you wait among the thorns, your eyes green as the setting sun,
a heartbeat hunting a red stone under the leaves,
Small husband, is this where you will drink?
Small husband, I too sleep alone,
tied to myself, limb to limb to limb,
a hitch of grass and hair and string,
weighed in the earth of my bed, cold and red.
Small husband, I too never sleep
in the loud night, the night like a bed of stone,
each star like a pebble flung to glass.
Small husband, you watch at dawn,
you call like a necklace of cold water in the rocks,
raincloud in your throat, a song like drowning,
breath battling the dark drag of desire,
a song of names that cannot be pronounced or repeated.
Small husband, I want to follow you
up the scarlet ladder of your throat,
the thread you snag from leaf to leaf
with knots to show I cannot follow on,
a shivering string that snags too in my wrist.
My little king,
I dream you crouch in my thighs and watch through my eyes
the failed flight of my hands,
you creep in my shirt and your claws clutch tight in my lungs
so I breathe in winces, like a bird.
Small as you are,
is there room in your breast for me,
a sprout of green,
for a long mystery, a great fire,
an arrow, an echo,
The “small husband” of the final section of poems in The
Strange Years of My Life is at once an alter ego, a
nemesis, a sort of animal familiar. Roitelet —
literally, “little king” — is a common name in French for the
wren, known in folklore as the king of the birds, thanks to a
very old fable. (In Spanish, “wren” is reyezuelo; in
German, Zaunkönig; in Dutch, winterkoninkje:
all little kings.) The Eurasian wren (Troglodytes
troglodytes) is a distinct species from the house wren (Troglodytes aedon) found throughout
the New World, a pair of which once nested outside my bedroom
window. Since these are poems and not ornithological notes,
I’ve conflated the two birds in order to borrow a few elements
of the folkore associated with the former. I’ve always felt
great affection for little birds like the wren. I keep an old
British farthing (with a wren on the
reverse) on my desk.
Richard ffrench’s Birds of Trinidad and Tobago calls
the house wren “a very confiding species” and describes its
song as “a brilliant, loud, warbling series, usually with a
trill in the middle and ending with a rise in pitch, e.g., tsee-tsee-toodle-oodle-tooee....
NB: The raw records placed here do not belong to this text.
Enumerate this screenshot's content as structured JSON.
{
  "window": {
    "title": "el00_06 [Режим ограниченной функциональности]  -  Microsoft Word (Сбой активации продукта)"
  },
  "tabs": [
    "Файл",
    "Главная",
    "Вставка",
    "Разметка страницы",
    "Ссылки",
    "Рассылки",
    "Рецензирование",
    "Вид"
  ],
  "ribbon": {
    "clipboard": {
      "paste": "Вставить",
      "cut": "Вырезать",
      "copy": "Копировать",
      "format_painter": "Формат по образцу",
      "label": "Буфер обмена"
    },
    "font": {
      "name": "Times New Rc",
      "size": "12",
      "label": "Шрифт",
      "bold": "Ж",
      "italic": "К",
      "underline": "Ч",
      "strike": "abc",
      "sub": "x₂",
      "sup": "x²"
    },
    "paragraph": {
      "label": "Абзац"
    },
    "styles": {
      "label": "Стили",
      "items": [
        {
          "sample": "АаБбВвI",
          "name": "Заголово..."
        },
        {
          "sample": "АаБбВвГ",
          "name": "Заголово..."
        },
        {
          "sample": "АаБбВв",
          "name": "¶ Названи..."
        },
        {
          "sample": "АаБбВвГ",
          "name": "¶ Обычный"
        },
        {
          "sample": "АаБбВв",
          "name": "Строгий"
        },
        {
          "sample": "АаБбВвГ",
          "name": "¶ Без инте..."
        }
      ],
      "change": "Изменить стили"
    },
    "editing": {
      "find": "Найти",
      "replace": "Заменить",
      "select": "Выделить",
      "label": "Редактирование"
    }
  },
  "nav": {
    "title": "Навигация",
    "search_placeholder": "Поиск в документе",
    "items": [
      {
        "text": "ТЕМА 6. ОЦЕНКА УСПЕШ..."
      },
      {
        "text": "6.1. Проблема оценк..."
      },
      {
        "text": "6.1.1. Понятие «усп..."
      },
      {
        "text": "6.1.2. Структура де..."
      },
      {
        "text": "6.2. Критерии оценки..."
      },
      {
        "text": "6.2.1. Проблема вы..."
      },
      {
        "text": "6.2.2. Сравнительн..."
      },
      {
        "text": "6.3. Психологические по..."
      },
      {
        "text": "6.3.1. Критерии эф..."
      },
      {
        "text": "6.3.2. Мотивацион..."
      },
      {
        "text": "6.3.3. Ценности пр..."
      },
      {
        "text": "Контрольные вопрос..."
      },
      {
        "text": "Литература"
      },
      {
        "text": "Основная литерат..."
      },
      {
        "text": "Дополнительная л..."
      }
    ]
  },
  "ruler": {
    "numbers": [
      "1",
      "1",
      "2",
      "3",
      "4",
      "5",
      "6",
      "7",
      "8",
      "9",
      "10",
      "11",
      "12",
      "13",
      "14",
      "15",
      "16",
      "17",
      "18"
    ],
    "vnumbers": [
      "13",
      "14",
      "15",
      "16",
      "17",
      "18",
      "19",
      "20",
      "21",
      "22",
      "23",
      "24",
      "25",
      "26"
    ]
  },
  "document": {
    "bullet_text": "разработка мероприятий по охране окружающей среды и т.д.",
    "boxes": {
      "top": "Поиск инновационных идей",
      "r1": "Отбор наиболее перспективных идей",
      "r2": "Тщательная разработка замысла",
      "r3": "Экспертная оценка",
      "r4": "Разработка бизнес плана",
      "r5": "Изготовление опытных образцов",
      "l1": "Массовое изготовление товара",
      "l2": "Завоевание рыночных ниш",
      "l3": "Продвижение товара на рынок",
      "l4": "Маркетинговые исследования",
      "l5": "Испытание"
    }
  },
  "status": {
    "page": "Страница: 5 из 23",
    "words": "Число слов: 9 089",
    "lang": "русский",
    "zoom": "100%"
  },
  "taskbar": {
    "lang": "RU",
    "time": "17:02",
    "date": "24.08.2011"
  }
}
This species is one of the first to sing at dawn and will sing
at night if disturbed.” ffrench records “God-bird” as one of
its local vernacular names.
more poems by Nicholas Laughlin